== WORK ORDER ==
Look through the records below, count the lines with the word "arrow", and reply with only the number.

>>>>>

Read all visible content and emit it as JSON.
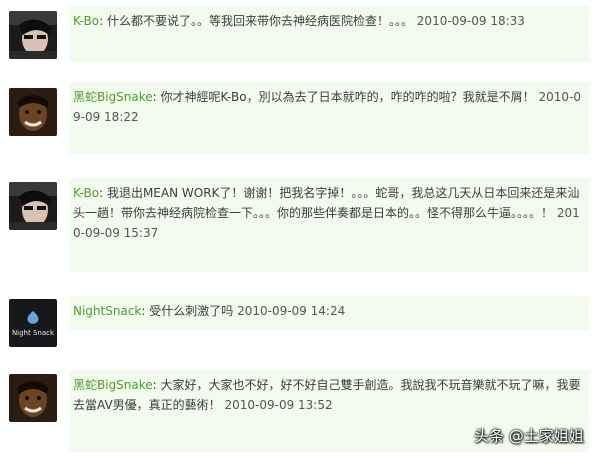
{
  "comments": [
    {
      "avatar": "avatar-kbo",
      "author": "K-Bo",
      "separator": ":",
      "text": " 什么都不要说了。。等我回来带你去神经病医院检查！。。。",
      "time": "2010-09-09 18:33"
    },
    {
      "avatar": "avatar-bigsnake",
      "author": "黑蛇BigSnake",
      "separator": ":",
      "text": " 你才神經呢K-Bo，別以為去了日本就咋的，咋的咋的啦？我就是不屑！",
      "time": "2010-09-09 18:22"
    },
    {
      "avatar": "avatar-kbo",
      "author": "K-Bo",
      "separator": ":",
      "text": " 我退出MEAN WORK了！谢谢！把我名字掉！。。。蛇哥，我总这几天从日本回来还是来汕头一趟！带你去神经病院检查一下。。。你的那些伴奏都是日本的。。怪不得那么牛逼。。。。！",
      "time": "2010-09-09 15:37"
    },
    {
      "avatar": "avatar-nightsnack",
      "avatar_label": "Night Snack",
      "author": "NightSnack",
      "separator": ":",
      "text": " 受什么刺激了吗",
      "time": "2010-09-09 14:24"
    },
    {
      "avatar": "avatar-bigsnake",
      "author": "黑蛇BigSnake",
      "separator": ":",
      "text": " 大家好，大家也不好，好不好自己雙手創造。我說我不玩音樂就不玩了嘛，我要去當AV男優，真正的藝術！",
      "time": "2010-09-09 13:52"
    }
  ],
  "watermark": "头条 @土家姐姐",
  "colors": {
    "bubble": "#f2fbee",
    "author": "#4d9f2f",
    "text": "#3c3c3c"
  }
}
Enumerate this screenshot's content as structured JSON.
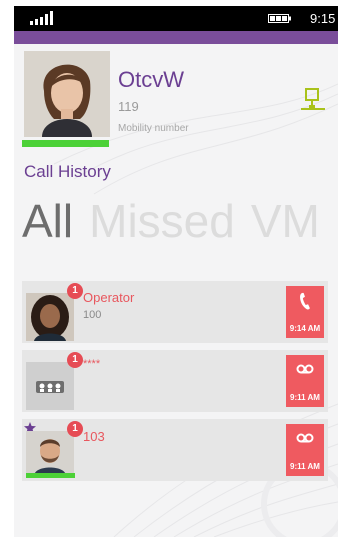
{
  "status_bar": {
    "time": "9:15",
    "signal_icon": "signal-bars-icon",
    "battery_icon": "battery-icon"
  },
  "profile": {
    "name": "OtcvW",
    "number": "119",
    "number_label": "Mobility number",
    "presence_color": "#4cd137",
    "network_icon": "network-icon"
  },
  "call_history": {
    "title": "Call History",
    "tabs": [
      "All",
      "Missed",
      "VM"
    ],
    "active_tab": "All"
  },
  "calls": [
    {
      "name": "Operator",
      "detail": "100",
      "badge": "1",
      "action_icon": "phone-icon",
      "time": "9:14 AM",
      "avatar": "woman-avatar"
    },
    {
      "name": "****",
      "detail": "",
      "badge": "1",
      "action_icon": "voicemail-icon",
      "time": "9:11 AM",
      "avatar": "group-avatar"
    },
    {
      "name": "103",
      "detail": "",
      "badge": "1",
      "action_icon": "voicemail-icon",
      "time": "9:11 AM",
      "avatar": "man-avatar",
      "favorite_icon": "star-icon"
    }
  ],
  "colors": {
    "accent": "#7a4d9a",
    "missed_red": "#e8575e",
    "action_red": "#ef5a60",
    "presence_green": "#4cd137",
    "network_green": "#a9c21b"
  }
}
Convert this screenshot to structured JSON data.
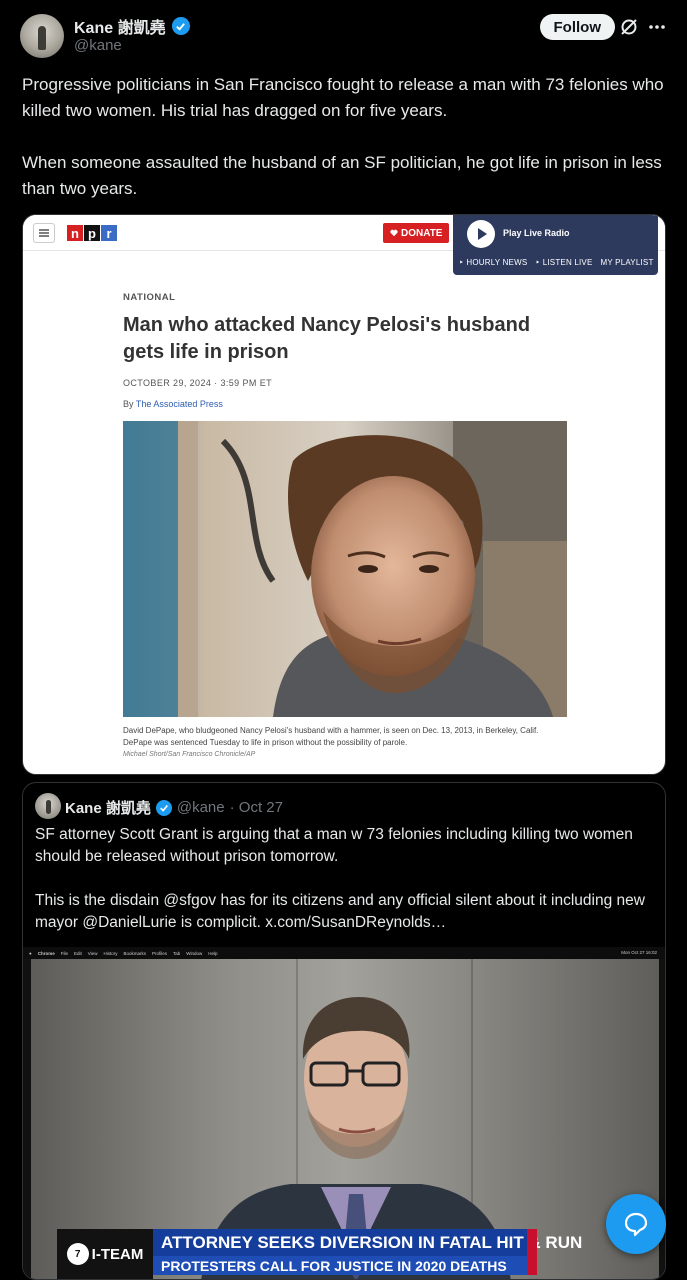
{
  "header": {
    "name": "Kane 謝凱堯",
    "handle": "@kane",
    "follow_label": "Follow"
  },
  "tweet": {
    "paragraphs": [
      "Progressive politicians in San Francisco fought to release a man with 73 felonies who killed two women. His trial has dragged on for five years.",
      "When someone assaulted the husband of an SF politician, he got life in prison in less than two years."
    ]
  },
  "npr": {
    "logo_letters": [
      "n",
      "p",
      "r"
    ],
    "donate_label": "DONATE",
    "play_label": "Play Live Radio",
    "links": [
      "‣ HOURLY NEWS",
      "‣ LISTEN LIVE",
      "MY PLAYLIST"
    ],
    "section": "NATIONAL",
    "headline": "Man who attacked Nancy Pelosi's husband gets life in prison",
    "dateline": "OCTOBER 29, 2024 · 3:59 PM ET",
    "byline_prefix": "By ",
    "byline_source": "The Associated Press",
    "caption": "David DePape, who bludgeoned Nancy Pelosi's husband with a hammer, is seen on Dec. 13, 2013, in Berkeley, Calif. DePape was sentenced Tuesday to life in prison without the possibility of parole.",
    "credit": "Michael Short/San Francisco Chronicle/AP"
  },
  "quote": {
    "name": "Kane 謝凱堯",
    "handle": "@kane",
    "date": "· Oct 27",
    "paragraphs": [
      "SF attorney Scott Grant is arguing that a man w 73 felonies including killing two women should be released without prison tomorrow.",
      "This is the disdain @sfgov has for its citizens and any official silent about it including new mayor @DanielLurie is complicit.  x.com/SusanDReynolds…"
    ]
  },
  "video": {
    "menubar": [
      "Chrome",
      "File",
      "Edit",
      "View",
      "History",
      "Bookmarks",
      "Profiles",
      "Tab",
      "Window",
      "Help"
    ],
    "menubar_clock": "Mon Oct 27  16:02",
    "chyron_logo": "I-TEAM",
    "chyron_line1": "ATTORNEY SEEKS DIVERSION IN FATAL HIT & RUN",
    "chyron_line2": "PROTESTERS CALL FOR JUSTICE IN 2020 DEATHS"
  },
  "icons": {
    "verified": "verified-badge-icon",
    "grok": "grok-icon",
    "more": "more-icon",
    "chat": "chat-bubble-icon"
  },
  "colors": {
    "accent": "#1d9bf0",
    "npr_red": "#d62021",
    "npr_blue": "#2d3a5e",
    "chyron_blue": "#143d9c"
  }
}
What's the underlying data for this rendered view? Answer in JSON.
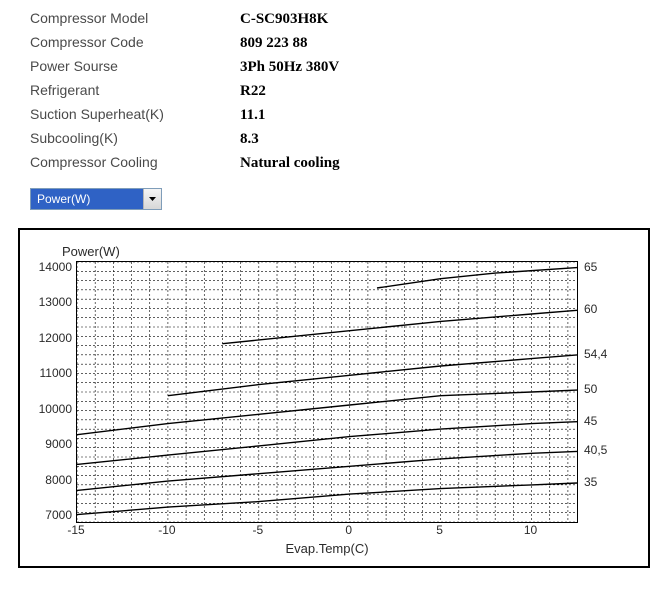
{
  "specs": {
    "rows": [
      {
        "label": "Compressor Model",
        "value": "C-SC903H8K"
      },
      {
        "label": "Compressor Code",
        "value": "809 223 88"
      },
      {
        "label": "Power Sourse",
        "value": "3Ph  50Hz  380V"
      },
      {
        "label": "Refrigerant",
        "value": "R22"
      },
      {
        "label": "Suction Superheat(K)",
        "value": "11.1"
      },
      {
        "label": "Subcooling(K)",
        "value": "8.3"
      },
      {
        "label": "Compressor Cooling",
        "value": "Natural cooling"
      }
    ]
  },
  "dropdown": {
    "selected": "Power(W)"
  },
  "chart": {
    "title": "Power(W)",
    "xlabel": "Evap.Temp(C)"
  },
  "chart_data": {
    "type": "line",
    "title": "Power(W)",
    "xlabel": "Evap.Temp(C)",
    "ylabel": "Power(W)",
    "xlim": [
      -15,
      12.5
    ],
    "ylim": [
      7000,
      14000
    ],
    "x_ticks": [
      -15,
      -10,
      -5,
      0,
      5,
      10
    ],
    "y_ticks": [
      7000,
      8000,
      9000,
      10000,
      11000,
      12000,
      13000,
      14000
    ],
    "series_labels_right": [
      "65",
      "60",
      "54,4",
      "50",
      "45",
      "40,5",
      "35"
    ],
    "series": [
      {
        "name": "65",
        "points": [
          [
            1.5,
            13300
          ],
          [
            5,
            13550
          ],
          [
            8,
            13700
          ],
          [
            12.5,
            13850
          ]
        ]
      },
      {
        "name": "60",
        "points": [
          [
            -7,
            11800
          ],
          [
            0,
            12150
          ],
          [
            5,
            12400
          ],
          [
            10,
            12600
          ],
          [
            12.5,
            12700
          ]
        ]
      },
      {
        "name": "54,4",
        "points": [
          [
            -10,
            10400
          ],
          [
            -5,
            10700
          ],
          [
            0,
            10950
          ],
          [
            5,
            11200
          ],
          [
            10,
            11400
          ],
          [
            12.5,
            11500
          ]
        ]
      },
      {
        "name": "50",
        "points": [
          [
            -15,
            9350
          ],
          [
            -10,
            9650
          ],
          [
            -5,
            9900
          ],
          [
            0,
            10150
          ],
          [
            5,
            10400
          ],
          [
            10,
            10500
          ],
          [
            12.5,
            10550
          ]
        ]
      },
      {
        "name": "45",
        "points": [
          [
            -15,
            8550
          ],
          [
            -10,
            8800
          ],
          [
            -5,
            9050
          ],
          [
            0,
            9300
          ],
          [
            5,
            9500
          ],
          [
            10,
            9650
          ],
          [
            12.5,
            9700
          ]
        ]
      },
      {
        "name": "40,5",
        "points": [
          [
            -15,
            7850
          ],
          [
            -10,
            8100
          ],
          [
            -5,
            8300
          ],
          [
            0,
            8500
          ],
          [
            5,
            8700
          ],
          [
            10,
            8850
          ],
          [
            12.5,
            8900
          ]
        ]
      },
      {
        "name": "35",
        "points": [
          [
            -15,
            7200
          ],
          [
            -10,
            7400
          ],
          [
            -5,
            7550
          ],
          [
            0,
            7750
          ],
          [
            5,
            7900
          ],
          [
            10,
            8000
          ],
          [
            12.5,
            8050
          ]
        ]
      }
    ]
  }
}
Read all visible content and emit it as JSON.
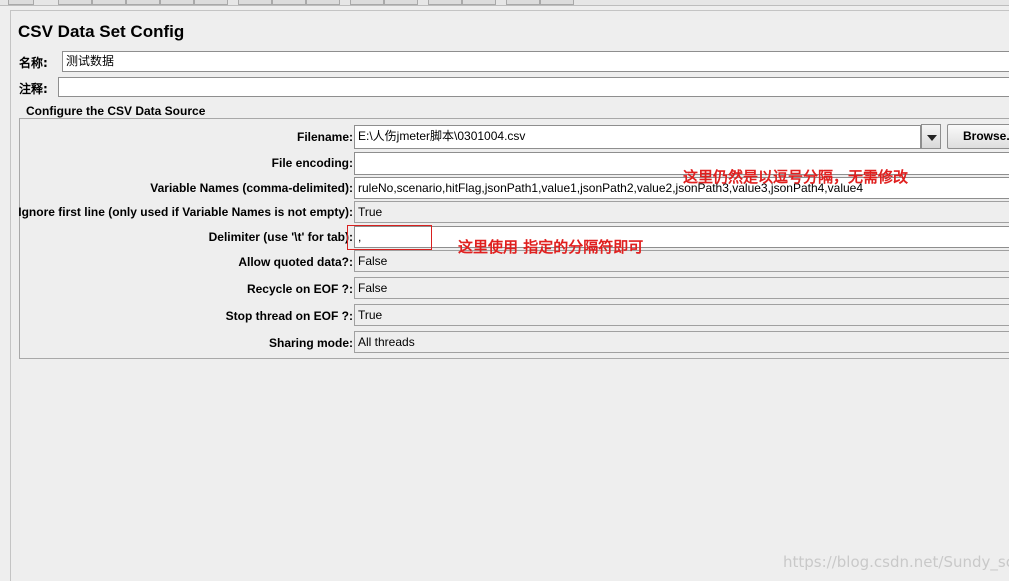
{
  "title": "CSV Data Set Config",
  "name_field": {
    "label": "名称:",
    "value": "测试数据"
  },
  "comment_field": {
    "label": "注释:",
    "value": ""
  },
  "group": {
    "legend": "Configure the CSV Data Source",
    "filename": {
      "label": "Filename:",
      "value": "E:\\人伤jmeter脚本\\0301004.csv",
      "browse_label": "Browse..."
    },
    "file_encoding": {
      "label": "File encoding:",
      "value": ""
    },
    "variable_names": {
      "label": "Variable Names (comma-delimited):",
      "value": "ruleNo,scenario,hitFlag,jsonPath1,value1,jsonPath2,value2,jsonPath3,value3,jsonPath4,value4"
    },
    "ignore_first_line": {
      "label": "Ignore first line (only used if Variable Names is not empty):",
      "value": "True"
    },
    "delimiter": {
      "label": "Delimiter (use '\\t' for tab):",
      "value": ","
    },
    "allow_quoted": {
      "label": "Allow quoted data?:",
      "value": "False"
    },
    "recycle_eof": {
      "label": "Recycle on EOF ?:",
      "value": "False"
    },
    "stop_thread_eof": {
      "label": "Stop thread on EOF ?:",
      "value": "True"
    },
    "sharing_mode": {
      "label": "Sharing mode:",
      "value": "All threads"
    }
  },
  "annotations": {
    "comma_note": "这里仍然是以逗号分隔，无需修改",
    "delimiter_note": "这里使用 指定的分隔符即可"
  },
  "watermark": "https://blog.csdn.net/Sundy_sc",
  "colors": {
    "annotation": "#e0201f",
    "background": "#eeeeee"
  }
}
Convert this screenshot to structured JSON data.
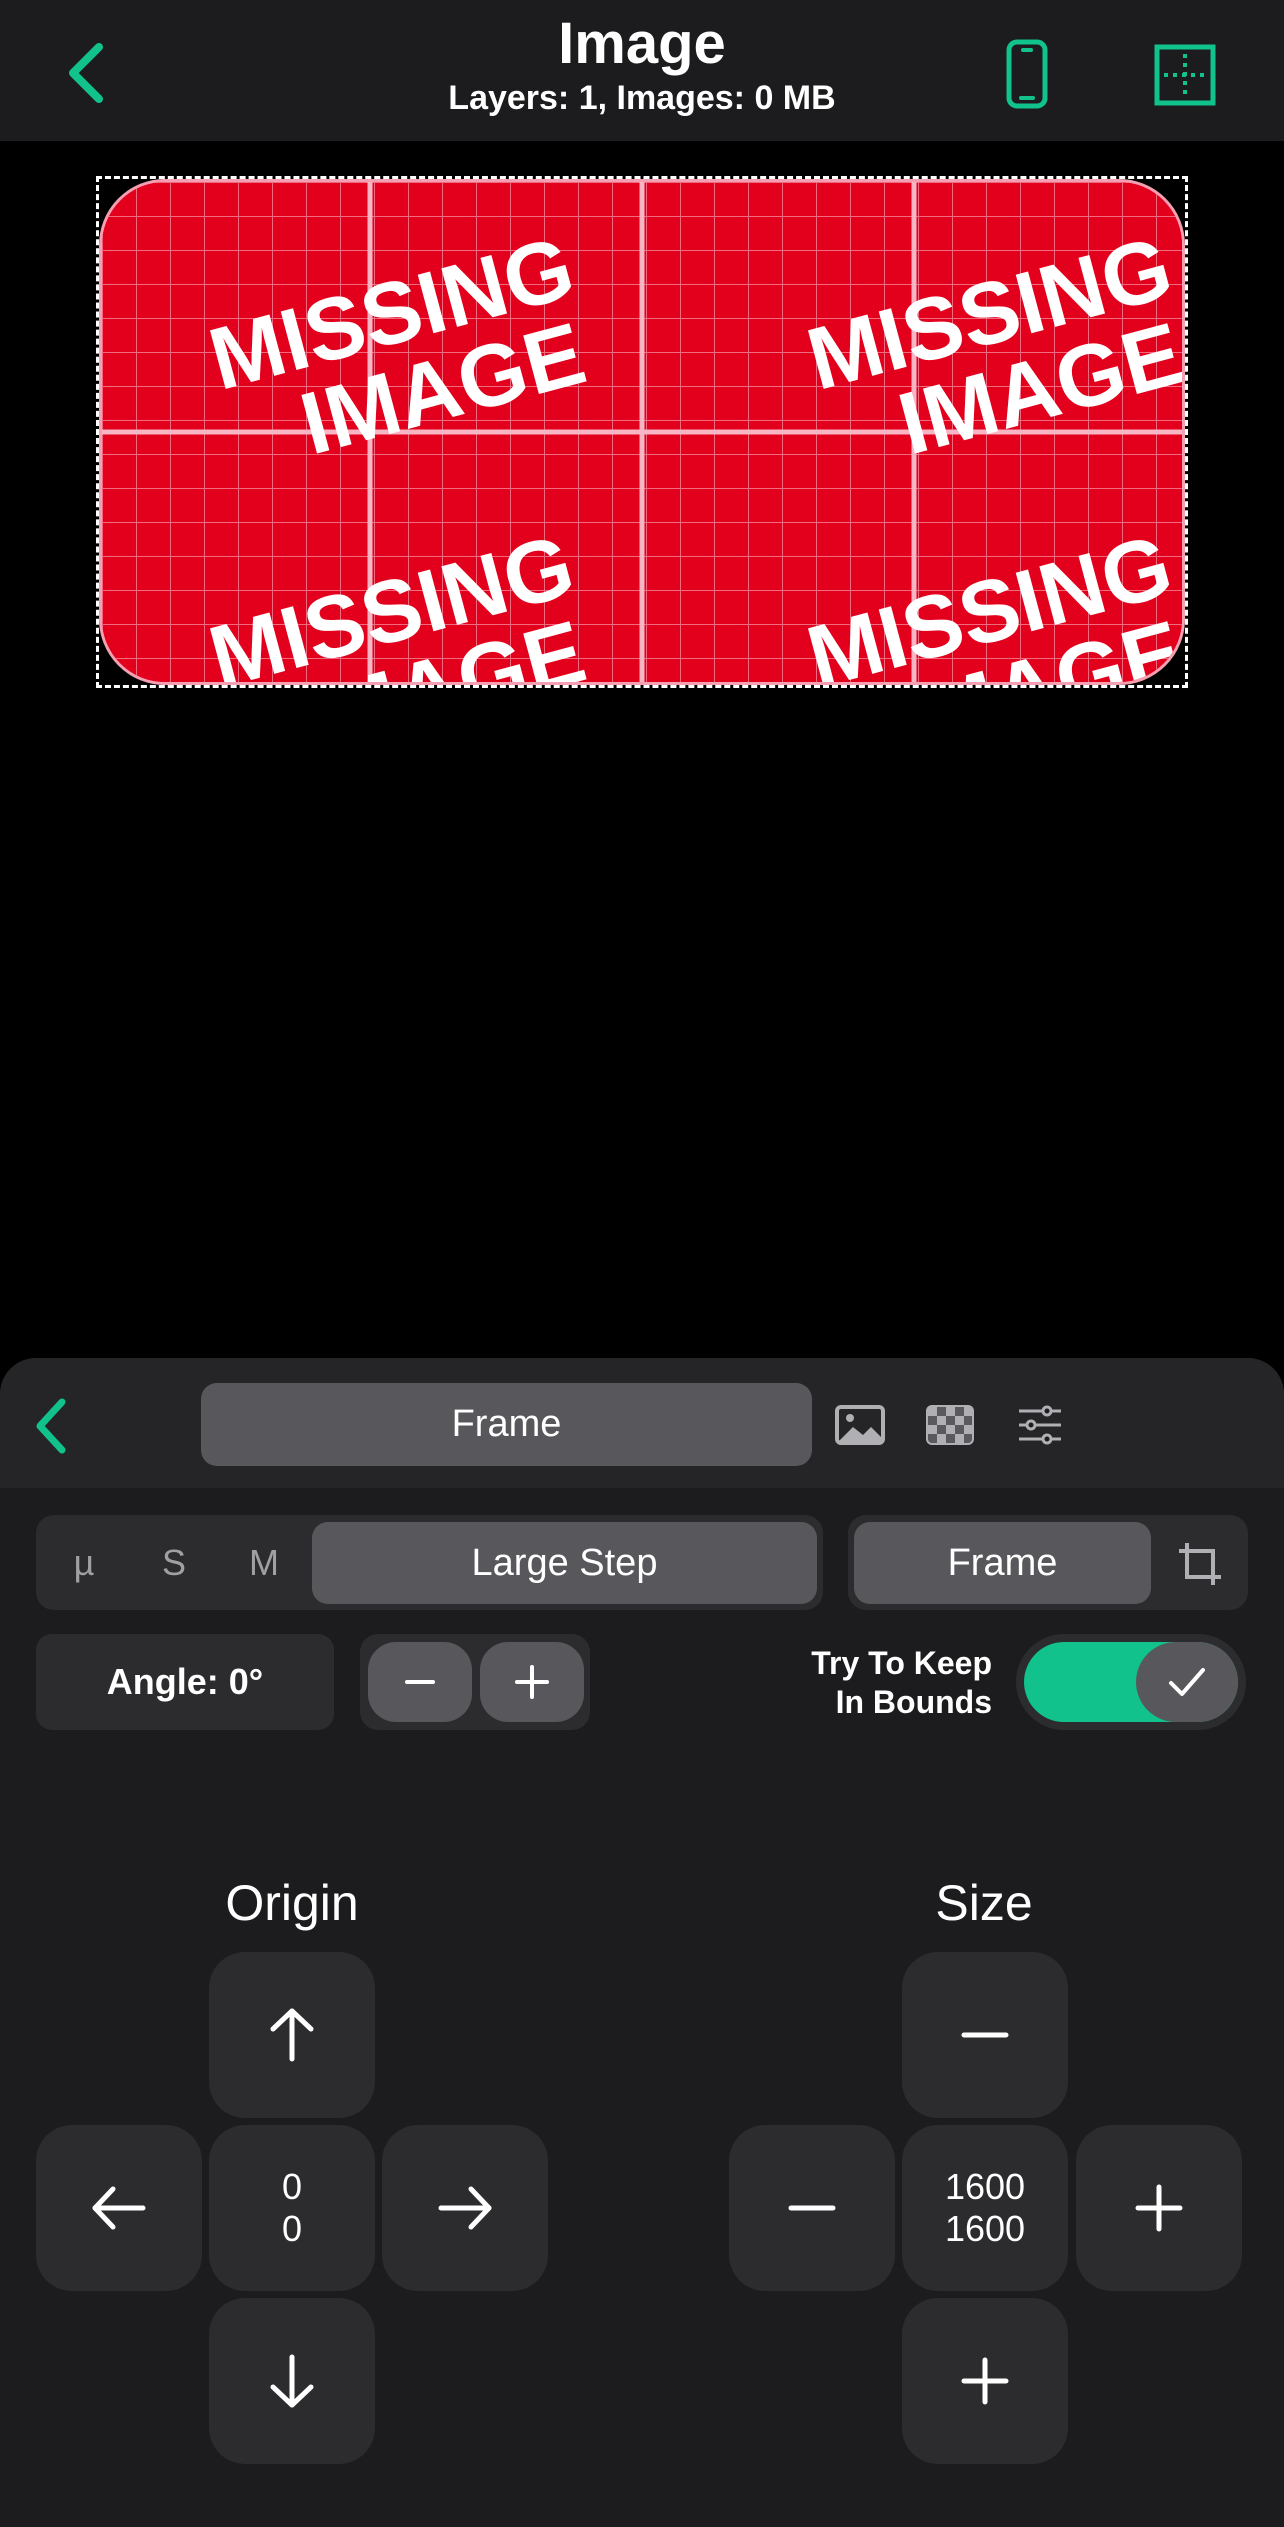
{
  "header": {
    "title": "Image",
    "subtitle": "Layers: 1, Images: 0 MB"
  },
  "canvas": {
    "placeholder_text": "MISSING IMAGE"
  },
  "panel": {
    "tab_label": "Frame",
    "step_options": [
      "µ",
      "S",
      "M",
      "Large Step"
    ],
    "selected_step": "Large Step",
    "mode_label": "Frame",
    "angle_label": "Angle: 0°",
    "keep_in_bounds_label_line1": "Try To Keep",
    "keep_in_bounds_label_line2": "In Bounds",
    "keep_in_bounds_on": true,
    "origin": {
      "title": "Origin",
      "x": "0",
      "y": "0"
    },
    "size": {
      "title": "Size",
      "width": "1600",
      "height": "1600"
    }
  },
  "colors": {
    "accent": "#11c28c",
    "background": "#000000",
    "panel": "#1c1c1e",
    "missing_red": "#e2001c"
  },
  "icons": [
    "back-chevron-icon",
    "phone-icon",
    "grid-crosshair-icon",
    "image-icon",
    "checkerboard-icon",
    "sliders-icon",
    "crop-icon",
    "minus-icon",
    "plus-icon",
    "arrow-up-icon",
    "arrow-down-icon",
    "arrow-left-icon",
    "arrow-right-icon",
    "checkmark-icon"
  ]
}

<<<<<

== YOUR RESPONSE ==
4